Zed Lopez

RequestPolicy: Web Security the Right Way

Firefox remains my primary web browser of choice, principally because of the privacy extensions available, the most important of which are Cookie Monster and NoScript. But I’ve been frustrated by their limitations — I don’t want to just blacklist and whitelist, but to conditionally allow select 3rd party cookies to be set and scripts to be run depending on what the page is and what the 3rd party is. I want to be able to say that for paypal.com, requests to paypalobjects.com should be treated the same as paypal.com without globally whitelisting paypalobjects.com.

So I’m mortified it took me so long to find out about RequestPolicy, which simply denies cross-site requests in general unless they’re allowed, and supports allowing them on a per site basis.

It doesn’t do everything I’d like; I’d like a lot more granularity, which would require a more complex interface than its author is going for. But it’s better than anything I’ve seen.

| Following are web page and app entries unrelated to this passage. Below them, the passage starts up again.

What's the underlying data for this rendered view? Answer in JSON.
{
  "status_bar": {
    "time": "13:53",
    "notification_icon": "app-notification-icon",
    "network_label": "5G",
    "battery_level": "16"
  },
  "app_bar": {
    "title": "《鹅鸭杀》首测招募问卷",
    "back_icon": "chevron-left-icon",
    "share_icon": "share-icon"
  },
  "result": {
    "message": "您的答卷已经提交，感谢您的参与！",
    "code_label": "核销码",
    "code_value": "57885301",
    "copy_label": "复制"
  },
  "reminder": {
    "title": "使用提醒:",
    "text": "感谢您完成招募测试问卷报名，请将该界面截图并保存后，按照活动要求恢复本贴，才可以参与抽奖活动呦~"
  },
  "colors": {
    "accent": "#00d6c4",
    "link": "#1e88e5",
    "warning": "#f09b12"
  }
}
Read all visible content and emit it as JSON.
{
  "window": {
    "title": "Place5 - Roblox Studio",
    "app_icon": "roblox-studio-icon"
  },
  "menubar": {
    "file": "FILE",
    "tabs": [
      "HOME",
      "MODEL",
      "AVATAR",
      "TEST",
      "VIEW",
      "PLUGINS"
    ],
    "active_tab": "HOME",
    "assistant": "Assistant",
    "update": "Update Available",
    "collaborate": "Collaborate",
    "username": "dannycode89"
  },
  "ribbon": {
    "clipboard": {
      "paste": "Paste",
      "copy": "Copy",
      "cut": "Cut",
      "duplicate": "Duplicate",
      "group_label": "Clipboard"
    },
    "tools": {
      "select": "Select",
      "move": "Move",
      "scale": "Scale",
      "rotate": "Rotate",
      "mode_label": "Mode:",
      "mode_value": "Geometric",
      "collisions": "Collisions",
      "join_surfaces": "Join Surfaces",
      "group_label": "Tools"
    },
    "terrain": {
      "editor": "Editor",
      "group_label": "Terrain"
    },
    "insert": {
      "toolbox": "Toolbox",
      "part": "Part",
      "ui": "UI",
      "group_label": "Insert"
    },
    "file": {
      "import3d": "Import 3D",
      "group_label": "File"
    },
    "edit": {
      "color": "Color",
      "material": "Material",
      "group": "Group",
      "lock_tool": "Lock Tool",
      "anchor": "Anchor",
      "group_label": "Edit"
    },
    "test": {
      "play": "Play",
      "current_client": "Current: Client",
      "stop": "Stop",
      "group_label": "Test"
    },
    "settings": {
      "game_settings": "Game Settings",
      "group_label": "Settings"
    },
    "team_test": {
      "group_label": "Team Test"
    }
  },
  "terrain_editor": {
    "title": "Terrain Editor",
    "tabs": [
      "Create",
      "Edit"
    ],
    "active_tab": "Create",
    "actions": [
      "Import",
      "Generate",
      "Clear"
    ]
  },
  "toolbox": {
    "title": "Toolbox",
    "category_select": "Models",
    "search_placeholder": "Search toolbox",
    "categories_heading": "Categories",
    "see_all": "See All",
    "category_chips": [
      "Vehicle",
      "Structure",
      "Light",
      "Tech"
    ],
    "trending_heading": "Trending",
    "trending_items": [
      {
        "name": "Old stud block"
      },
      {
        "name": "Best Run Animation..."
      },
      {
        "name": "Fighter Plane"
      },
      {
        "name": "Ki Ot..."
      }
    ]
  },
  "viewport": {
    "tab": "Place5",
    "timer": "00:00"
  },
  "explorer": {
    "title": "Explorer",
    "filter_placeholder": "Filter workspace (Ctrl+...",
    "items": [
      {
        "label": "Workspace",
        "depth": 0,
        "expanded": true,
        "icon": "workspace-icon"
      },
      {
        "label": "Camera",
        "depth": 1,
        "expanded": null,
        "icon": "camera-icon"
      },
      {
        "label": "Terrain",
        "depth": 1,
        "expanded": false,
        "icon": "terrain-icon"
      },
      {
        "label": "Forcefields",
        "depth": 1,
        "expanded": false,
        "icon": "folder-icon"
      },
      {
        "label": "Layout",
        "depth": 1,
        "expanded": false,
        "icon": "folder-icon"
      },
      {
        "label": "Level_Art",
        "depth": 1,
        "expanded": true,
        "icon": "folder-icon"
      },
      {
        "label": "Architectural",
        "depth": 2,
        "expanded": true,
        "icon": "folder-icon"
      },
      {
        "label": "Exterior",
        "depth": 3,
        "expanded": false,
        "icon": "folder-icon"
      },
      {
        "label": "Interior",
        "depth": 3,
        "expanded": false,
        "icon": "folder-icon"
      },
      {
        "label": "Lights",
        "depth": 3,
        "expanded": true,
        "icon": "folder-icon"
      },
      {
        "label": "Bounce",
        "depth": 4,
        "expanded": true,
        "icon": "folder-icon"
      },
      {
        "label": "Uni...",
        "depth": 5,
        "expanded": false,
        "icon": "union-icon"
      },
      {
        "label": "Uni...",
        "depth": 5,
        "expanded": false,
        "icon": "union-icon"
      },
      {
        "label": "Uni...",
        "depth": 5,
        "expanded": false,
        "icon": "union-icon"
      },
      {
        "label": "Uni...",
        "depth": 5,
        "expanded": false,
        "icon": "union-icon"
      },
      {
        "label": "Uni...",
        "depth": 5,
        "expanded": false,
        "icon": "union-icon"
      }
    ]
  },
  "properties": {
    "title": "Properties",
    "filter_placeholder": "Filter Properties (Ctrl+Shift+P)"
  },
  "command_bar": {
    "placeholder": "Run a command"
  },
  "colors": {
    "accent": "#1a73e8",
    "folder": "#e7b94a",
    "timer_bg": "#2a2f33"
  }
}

And it’s weird for me to realize that blocking cookies becomes scarcely relevant with third-party requests denied by default. What I really wanted to avoid was advertising sites or javascript library providers being able to build a picture of my browsing history. Now I have to wonder if I even need Cookie Monster at all.